Born and raised in Detroit, MI, he was a graduate of Wayne State University majoring in theatre. He was preceded in death by his wife, Lilian Jackson Braun.
Earl had a world view built on his experiences. As an Army soldier, he served in France during WWII as a supply specialist. Earl had the ability to tell a story like no one else. He told of an army buddy who had made a killing on selling pilfered items form the supply room on the black market. He had too much money to take back to the states, so he and Earl went on a weekend pass to Paris and spent it on cabarets and loose women.
Under the auspices of the State Department, he traveled with a theatre group throughout India performing O’Neill and Shakespeare plays.
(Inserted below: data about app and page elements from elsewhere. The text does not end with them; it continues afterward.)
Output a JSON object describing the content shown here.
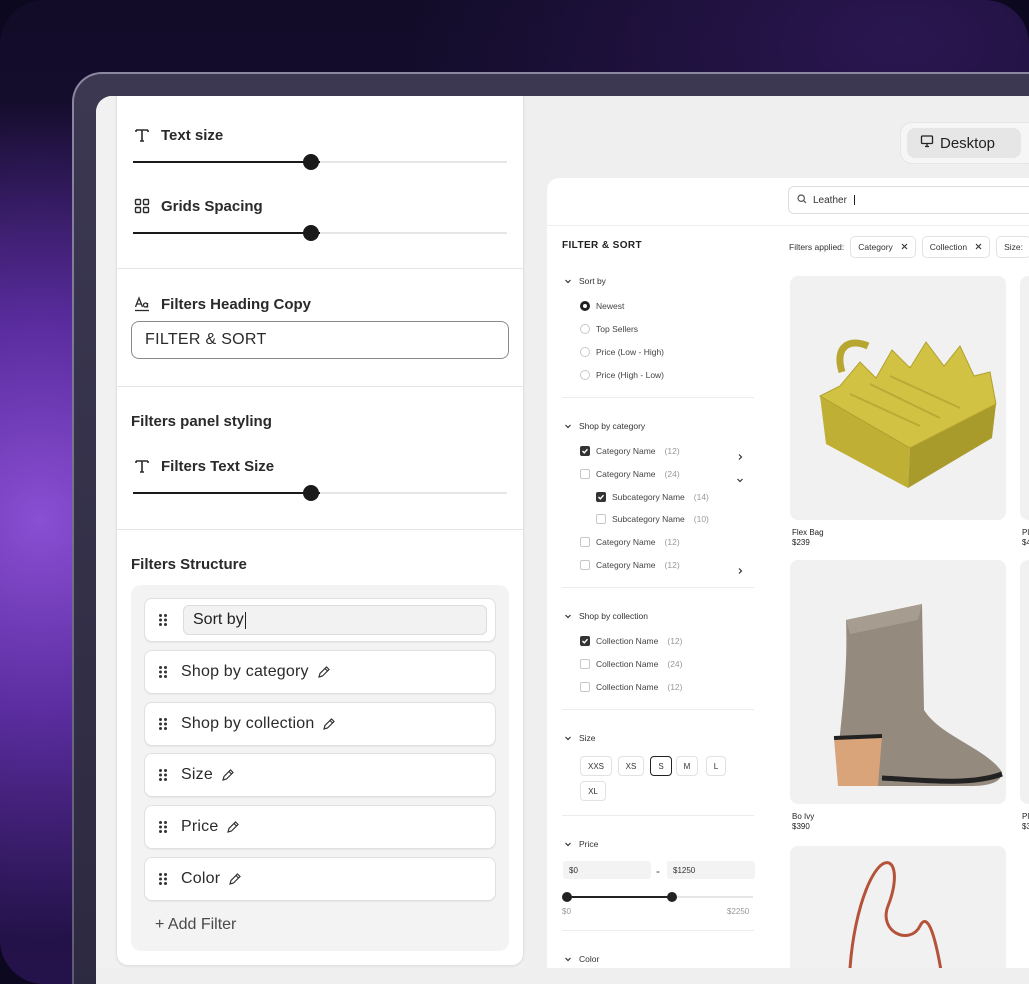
{
  "settings": {
    "text_size_label": "Text size",
    "text_size_value": 0.5,
    "grid_spacing_label": "Grids Spacing",
    "grid_spacing_value": 0.5,
    "filters_heading_label": "Filters Heading Copy",
    "filters_heading_value": "FILTER & SORT",
    "panel_styling_title": "Filters panel styling",
    "filters_text_size_label": "Filters Text Size",
    "filters_text_size_value": 0.5,
    "structure_title": "Filters Structure",
    "structure_items": [
      "Sort by",
      "Shop by category",
      "Shop by collection",
      "Size",
      "Price",
      "Color"
    ],
    "add_filter_label": "+ Add Filter"
  },
  "toolbar": {
    "device_label": "Desktop"
  },
  "preview": {
    "search_value": "Leather",
    "filters_title": "FILTER & SORT",
    "applied_label": "Filters applied:",
    "applied_chips": [
      "Category",
      "Collection",
      "Size:"
    ],
    "sort_by": {
      "title": "Sort by",
      "options": [
        "Newest",
        "Top Sellers",
        "Price (Low - High)",
        "Price (High - Low)"
      ],
      "selected": "Newest"
    },
    "category": {
      "title": "Shop by category",
      "items": [
        {
          "label": "Category Name",
          "count": "(12)",
          "checked": true
        },
        {
          "label": "Category Name",
          "count": "(24)",
          "checked": false
        },
        {
          "label": "Subcategory Name",
          "count": "(14)",
          "checked": true
        },
        {
          "label": "Subcategory Name",
          "count": "(10)",
          "checked": false
        },
        {
          "label": "Category Name",
          "count": "(12)",
          "checked": false
        },
        {
          "label": "Category Name",
          "count": "(12)",
          "checked": false
        }
      ]
    },
    "collection": {
      "title": "Shop by collection",
      "items": [
        {
          "label": "Collection Name",
          "count": "(12)",
          "checked": true
        },
        {
          "label": "Collection Name",
          "count": "(24)",
          "checked": false
        },
        {
          "label": "Collection Name",
          "count": "(12)",
          "checked": false
        }
      ]
    },
    "size": {
      "title": "Size",
      "options": [
        "XXS",
        "XS",
        "S",
        "M",
        "L",
        "XL"
      ],
      "selected": "S"
    },
    "price": {
      "title": "Price",
      "min_value": "$0",
      "max_value": "$1250",
      "range_min_label": "$0",
      "range_max_label": "$2250",
      "range_fraction": [
        0,
        0.556
      ]
    },
    "color": {
      "title": "Color"
    },
    "products": [
      {
        "name": "Flex Bag",
        "price": "$239"
      },
      {
        "name": "Bo Ivy",
        "price": "$390"
      }
    ],
    "partial_products": [
      {
        "name": "Pl",
        "price": "$4"
      },
      {
        "name": "Pl",
        "price": "$3"
      }
    ]
  },
  "colors": {
    "accent": "#1a1a1a",
    "bag": "#c9b83e",
    "boot": "#8f857a",
    "heel": "#d8a27a",
    "strap": "#b5523a"
  }
}
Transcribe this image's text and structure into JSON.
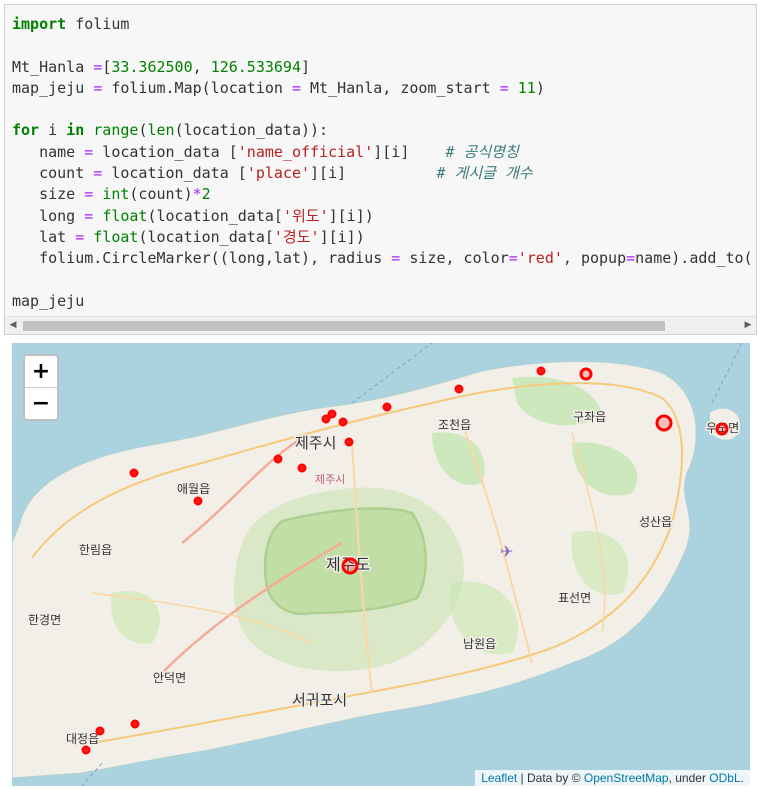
{
  "code_lines": [
    [
      [
        "kw",
        "import"
      ],
      [
        "",
        "  folium"
      ]
    ],
    [],
    [
      [
        "",
        "Mt_Hanla "
      ],
      [
        "op",
        "="
      ],
      [
        "",
        "["
      ],
      [
        "num",
        "33.362500"
      ],
      [
        "",
        ", "
      ],
      [
        "num",
        "126.533694"
      ],
      [
        "",
        "]"
      ]
    ],
    [
      [
        "",
        "map_jeju "
      ],
      [
        "op",
        "="
      ],
      [
        "",
        ""
      ],
      [
        "",
        ""
      ],
      [
        "",
        "  folium.Map(location "
      ],
      [
        "op",
        "="
      ],
      [
        "",
        ""
      ],
      [
        "",
        "  Mt_Hanla, zoom_start "
      ],
      [
        "op",
        "="
      ],
      [
        "",
        ""
      ],
      [
        "",
        "  "
      ],
      [
        "num",
        "11"
      ],
      [
        "",
        ")"
      ]
    ],
    [],
    [
      [
        "kw",
        "for"
      ],
      [
        "",
        ""
      ],
      [
        "",
        "  i "
      ],
      [
        "kw",
        "in"
      ],
      [
        "",
        ""
      ],
      [
        "",
        "  "
      ],
      [
        "bi",
        "range"
      ],
      [
        "",
        "("
      ],
      [
        "bi",
        "len"
      ],
      [
        "",
        "(location_data)):"
      ]
    ],
    [
      [
        "",
        "    name "
      ],
      [
        "op",
        "="
      ],
      [
        "",
        ""
      ],
      [
        "",
        "  location_data ["
      ],
      [
        "str",
        "'name_official'"
      ],
      [
        "",
        "][i]    "
      ],
      [
        "cm",
        "# 공식명칭"
      ]
    ],
    [
      [
        "",
        "    count "
      ],
      [
        "op",
        "="
      ],
      [
        "",
        ""
      ],
      [
        "",
        "  location_data ["
      ],
      [
        "str",
        "'place'"
      ],
      [
        "",
        "][i]          "
      ],
      [
        "cm",
        "# 게시글 개수"
      ]
    ],
    [
      [
        "",
        "    size "
      ],
      [
        "op",
        "="
      ],
      [
        "",
        ""
      ],
      [
        "",
        "  "
      ],
      [
        "bi",
        "int"
      ],
      [
        "",
        "(count)"
      ],
      [
        "op",
        "*"
      ],
      [
        "num",
        "2"
      ]
    ],
    [
      [
        "",
        "    long "
      ],
      [
        "op",
        "="
      ],
      [
        "",
        ""
      ],
      [
        "",
        "  "
      ],
      [
        "bi",
        "float"
      ],
      [
        "",
        "(location_data["
      ],
      [
        "str",
        "'위도'"
      ],
      [
        "",
        "][i])"
      ]
    ],
    [
      [
        "",
        "    lat "
      ],
      [
        "op",
        "="
      ],
      [
        "",
        ""
      ],
      [
        "",
        "  "
      ],
      [
        "bi",
        "float"
      ],
      [
        "",
        "(location_data["
      ],
      [
        "str",
        "'경도'"
      ],
      [
        "",
        "][i])"
      ]
    ],
    [
      [
        "",
        "    folium.CircleMarker((long,lat), radius "
      ],
      [
        "op",
        "="
      ],
      [
        "",
        ""
      ],
      [
        "",
        "  size, color"
      ],
      [
        "op",
        "="
      ],
      [
        "str",
        "'red'"
      ],
      [
        "",
        ", popup"
      ],
      [
        "op",
        "="
      ],
      [
        "",
        "name).add_to("
      ]
    ],
    [],
    [
      [
        "",
        "map_jeju"
      ]
    ]
  ],
  "scrollbar": {
    "left_arrow": "◀",
    "right_arrow": "▶"
  },
  "map": {
    "zoom_in": "+",
    "zoom_out": "−",
    "attribution": {
      "leaflet": "Leaflet",
      "data_by": " | Data by © ",
      "osm": "OpenStreetMap",
      "under": ", under ",
      "license": "ODbL",
      "end": "."
    },
    "place_labels": {
      "jeju_city": "제주시",
      "jeju_city_small": "제주시",
      "jocheon": "조천읍",
      "gujwa": "구좌읍",
      "udo": "우도면",
      "aewol": "애월읍",
      "hallim": "한림읍",
      "hangyeong": "한경면",
      "island": "제주도",
      "seongsan": "성산읍",
      "pyoseon": "표선면",
      "namwon": "남원읍",
      "andeok": "안덕면",
      "seogwipo": "서귀포시",
      "daejeong": "대정읍"
    },
    "marker_color": "#ff0000"
  }
}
He belonged to a Philadelphia regional theater that played throughout the Catskills.
Earl had a most wonderful voice and elocution. He was a master of the spoken word. Earl could read the telephone book, and everyone would stop to listen.
He met the love of his life, Lillian Jackson Braun while in Detroit. They were made for each other. His wife was the author of the Cat Who mystery series. He supported her in her writing career and was “The Husband Who” to whom she dedicated all her books. They moved from Detroit to Bad Axe, MI on the shore of Lake Huron and then the Outer Banks where they lived for several years. In the early 70’s, they relocated to Tryon where they both lived out their days.
His love was the theatre. Not only did he attend, but took part in many of our local TLT plays. He and Lilian attended the Stratford Shakespeare Festival in Canada for many years. He loved opera and could tell the librettos of them all. Every evening he would read aloud to Lilian. He was a man who lived life surrounded by the arts. He loved contemporary art and design as reflected in his house. He was a gourmet and especially loved Middle Eastern and Indian cuisine. He appreciated fine wine and conversation. He was a movie aficionado and read the New York Times religiously. An evening spent with Earl was a blend of wonderful food, conversation and camaraderie. His sense of humor was not to be missed. He was a loyal and supportive friend.
Earl leaves behind his two loving companions, Shirley Bradley and Beck Oliver who made many wonderful memories with him. Walter Dusczyk, his every Wednesday companion, and a niece, Carlene H. (Bettinger) Isabel from Maineville, OH. Earl touched so many lives, and those that were friends that knew him are better for it.
“For in that sleep of death, what dreams may come”. William Shakespeare.
No serves are planned.